Exercise prompt:
The answer must be the full listing, word for word, with no pictures in it.

Entries provided:
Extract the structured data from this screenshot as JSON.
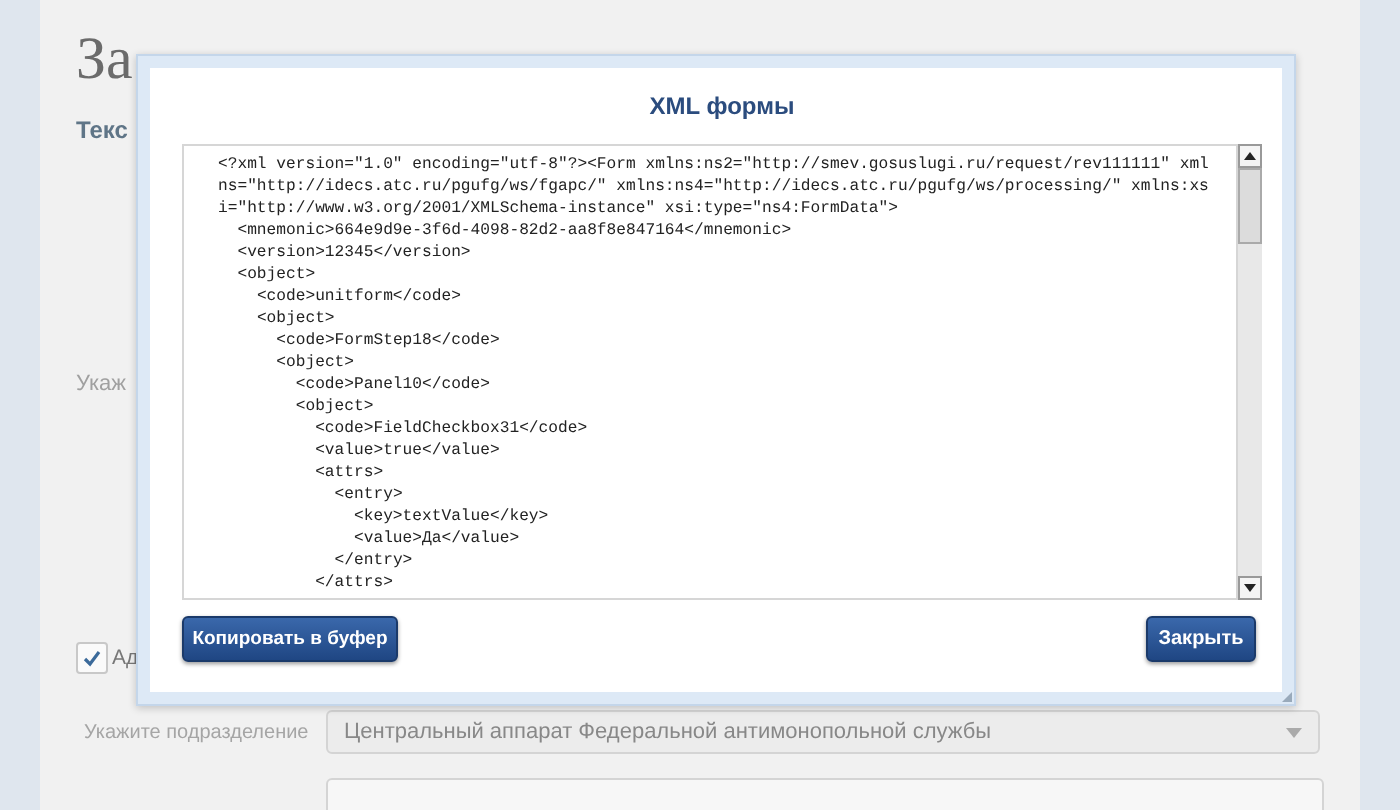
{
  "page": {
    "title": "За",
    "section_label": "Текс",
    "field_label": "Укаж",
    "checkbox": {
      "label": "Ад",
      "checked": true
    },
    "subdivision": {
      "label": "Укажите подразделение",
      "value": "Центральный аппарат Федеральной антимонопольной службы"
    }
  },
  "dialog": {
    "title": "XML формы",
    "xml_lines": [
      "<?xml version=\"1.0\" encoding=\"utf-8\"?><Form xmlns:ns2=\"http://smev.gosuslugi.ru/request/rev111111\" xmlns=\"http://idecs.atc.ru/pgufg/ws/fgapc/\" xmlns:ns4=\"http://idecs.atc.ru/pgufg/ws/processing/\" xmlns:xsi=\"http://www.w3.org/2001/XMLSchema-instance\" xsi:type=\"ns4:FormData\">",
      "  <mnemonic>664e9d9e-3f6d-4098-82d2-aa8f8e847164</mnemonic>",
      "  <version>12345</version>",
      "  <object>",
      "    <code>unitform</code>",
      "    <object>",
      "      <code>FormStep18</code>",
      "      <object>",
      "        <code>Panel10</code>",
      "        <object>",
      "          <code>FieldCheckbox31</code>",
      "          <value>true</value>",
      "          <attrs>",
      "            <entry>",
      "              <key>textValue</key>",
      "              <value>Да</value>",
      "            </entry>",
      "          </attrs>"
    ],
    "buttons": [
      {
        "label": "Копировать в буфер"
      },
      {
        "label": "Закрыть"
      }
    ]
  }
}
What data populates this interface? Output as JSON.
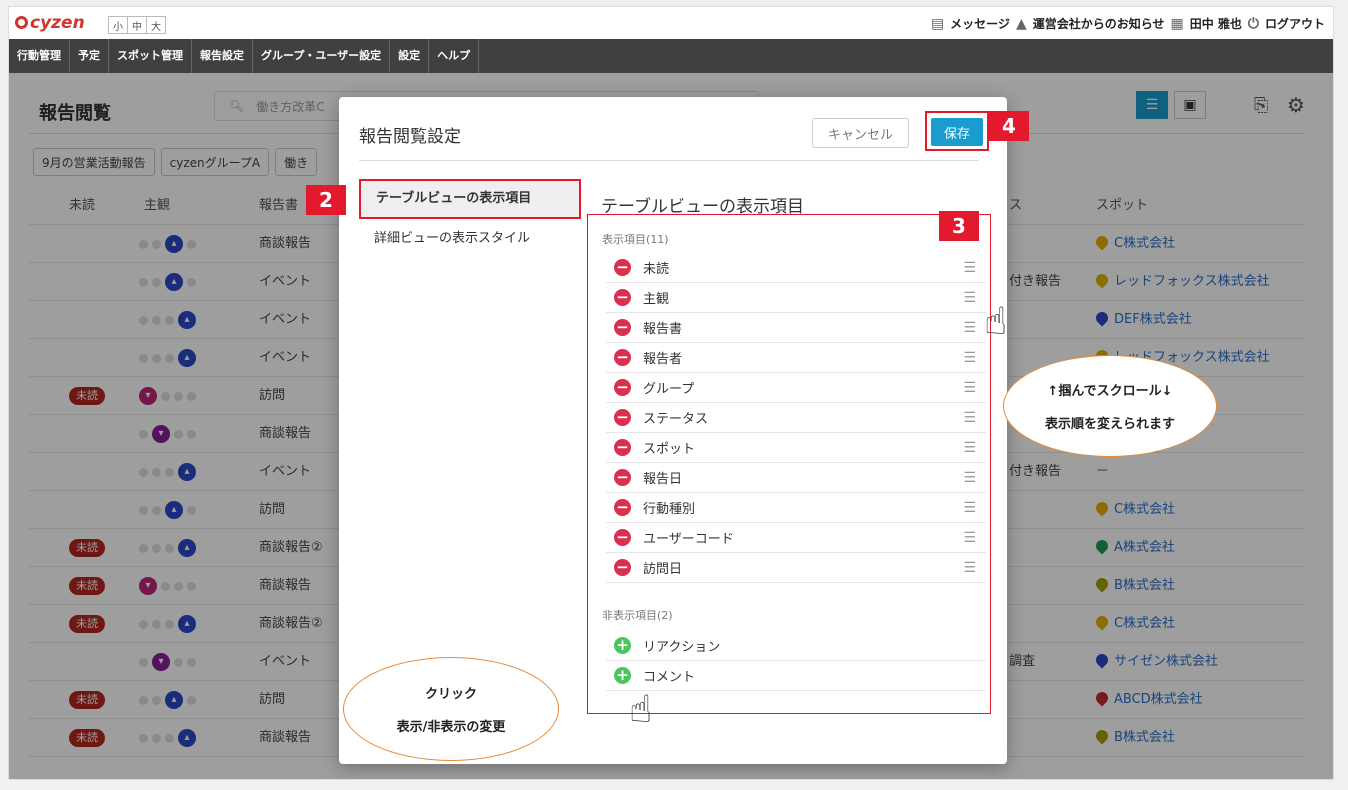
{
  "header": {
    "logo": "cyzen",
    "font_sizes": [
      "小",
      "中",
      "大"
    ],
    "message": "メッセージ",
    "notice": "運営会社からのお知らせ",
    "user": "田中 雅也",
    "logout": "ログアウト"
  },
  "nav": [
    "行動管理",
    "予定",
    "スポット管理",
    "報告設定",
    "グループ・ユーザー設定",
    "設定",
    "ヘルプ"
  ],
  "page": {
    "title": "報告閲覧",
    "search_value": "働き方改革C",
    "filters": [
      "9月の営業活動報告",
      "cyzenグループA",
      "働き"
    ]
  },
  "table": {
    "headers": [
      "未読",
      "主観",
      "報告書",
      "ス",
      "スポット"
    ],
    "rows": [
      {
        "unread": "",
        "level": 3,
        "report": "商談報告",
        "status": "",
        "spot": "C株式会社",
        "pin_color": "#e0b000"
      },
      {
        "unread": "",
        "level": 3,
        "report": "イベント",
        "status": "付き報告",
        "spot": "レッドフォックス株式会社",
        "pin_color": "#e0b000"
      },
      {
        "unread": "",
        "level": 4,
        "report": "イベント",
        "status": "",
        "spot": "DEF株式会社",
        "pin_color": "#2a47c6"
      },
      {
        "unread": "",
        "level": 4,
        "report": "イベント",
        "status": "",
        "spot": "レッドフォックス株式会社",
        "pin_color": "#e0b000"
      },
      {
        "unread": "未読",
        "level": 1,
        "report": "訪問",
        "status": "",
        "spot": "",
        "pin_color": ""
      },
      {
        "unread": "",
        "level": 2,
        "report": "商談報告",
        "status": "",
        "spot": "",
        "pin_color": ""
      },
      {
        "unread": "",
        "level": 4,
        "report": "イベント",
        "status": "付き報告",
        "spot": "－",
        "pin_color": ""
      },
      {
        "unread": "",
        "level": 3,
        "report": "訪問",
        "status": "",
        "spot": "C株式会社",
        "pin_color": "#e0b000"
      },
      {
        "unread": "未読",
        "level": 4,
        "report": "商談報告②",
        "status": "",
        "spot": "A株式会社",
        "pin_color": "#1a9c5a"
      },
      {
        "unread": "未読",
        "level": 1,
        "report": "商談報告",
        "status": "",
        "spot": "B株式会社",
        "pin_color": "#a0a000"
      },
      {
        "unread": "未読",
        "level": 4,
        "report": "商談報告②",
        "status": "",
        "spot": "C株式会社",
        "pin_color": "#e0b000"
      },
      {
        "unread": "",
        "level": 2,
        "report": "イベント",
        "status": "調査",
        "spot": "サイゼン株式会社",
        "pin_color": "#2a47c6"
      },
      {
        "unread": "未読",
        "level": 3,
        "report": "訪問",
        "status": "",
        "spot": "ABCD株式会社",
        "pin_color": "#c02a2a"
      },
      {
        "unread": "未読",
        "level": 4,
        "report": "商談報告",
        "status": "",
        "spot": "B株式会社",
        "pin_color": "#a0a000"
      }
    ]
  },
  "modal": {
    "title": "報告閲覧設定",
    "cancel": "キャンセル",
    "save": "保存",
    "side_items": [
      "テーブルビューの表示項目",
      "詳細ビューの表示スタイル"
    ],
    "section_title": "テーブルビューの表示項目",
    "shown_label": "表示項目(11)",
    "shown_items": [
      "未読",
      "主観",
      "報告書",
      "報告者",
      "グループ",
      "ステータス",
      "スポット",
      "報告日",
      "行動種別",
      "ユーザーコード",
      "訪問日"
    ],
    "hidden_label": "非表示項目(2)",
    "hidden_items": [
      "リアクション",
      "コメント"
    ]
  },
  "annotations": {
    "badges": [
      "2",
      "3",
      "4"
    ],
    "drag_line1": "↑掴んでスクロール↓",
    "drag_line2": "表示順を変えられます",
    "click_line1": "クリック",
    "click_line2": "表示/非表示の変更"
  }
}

Result of the task:
Extract the structured data from this screenshot as JSON.
{
  "page": {
    "title": "За",
    "section_label": "Текс",
    "field_label": "Укаж",
    "checkbox": {
      "label": "Ад",
      "checked": true
    },
    "subdivision": {
      "label": "Укажите подразделение",
      "value": "Центральный аппарат Федеральной антимонопольной службы"
    }
  },
  "dialog": {
    "title": "XML формы",
    "xml_lines": [
      "<?xml version=\"1.0\" encoding=\"utf-8\"?><Form xmlns:ns2=\"http://smev.gosuslugi.ru/request/rev111111\" xmlns=\"http://idecs.atc.ru/pgufg/ws/fgapc/\" xmlns:ns4=\"http://idecs.atc.ru/pgufg/ws/processing/\" xmlns:xsi=\"http://www.w3.org/2001/XMLSchema-instance\" xsi:type=\"ns4:FormData\">",
      "  <mnemonic>664e9d9e-3f6d-4098-82d2-aa8f8e847164</mnemonic>",
      "  <version>12345</version>",
      "  <object>",
      "    <code>unitform</code>",
      "    <object>",
      "      <code>FormStep18</code>",
      "      <object>",
      "        <code>Panel10</code>",
      "        <object>",
      "          <code>FieldCheckbox31</code>",
      "          <value>true</value>",
      "          <attrs>",
      "            <entry>",
      "              <key>textValue</key>",
      "              <value>Да</value>",
      "            </entry>",
      "          </attrs>"
    ],
    "buttons": [
      {
        "label": "Копировать в буфер"
      },
      {
        "label": "Закрыть"
      }
    ]
  }
}
What data populates this interface? Output as JSON.
{
  "header": {
    "logo": "cyzen",
    "font_sizes": [
      "小",
      "中",
      "大"
    ],
    "message": "メッセージ",
    "notice": "運営会社からのお知らせ",
    "user": "田中 雅也",
    "logout": "ログアウト"
  },
  "nav": [
    "行動管理",
    "予定",
    "スポット管理",
    "報告設定",
    "グループ・ユーザー設定",
    "設定",
    "ヘルプ"
  ],
  "page": {
    "title": "報告閲覧",
    "search_value": "働き方改革C",
    "filters": [
      "9月の営業活動報告",
      "cyzenグループA",
      "働き"
    ]
  },
  "table": {
    "headers": [
      "未読",
      "主観",
      "報告書",
      "ス",
      "スポット"
    ],
    "rows": [
      {
        "unread": "",
        "level": 3,
        "report": "商談報告",
        "status": "",
        "spot": "C株式会社",
        "pin_color": "#e0b000"
      },
      {
        "unread": "",
        "level": 3,
        "report": "イベント",
        "status": "付き報告",
        "spot": "レッドフォックス株式会社",
        "pin_color": "#e0b000"
      },
      {
        "unread": "",
        "level": 4,
        "report": "イベント",
        "status": "",
        "spot": "DEF株式会社",
        "pin_color": "#2a47c6"
      },
      {
        "unread": "",
        "level": 4,
        "report": "イベント",
        "status": "",
        "spot": "レッドフォックス株式会社",
        "pin_color": "#e0b000"
      },
      {
        "unread": "未読",
        "level": 1,
        "report": "訪問",
        "status": "",
        "spot": "",
        "pin_color": ""
      },
      {
        "unread": "",
        "level": 2,
        "report": "商談報告",
        "status": "",
        "spot": "",
        "pin_color": ""
      },
      {
        "unread": "",
        "level": 4,
        "report": "イベント",
        "status": "付き報告",
        "spot": "－",
        "pin_color": ""
      },
      {
        "unread": "",
        "level": 3,
        "report": "訪問",
        "status": "",
        "spot": "C株式会社",
        "pin_color": "#e0b000"
      },
      {
        "unread": "未読",
        "level": 4,
        "report": "商談報告②",
        "status": "",
        "spot": "A株式会社",
        "pin_color": "#1a9c5a"
      },
      {
        "unread": "未読",
        "level": 1,
        "report": "商談報告",
        "status": "",
        "spot": "B株式会社",
        "pin_color": "#a0a000"
      },
      {
        "unread": "未読",
        "level": 4,
        "report": "商談報告②",
        "status": "",
        "spot": "C株式会社",
        "pin_color": "#e0b000"
      },
      {
        "unread": "",
        "level": 2,
        "report": "イベント",
        "status": "調査",
        "spot": "サイゼン株式会社",
        "pin_color": "#2a47c6"
      },
      {
        "unread": "未読",
        "level": 3,
        "report": "訪問",
        "status": "",
        "spot": "ABCD株式会社",
        "pin_color": "#c02a2a"
      },
      {
        "unread": "未読",
        "level": 4,
        "report": "商談報告",
        "status": "",
        "spot": "B株式会社",
        "pin_color": "#a0a000"
      }
    ]
  },
  "modal": {
    "title": "報告閲覧設定",
    "cancel": "キャンセル",
    "save": "保存",
    "side_items": [
      "テーブルビューの表示項目",
      "詳細ビューの表示スタイル"
    ],
    "section_title": "テーブルビューの表示項目",
    "shown_label": "表示項目(11)",
    "shown_items": [
      "未読",
      "主観",
      "報告書",
      "報告者",
      "グループ",
      "ステータス",
      "スポット",
      "報告日",
      "行動種別",
      "ユーザーコード",
      "訪問日"
    ],
    "hidden_label": "非表示項目(2)",
    "hidden_items": [
      "リアクション",
      "コメント"
    ]
  },
  "annotations": {
    "badges": [
      "2",
      "3",
      "4"
    ],
    "drag_line1": "↑掴んでスクロール↓",
    "drag_line2": "表示順を変えられます",
    "click_line1": "クリック",
    "click_line2": "表示/非表示の変更"
  }
}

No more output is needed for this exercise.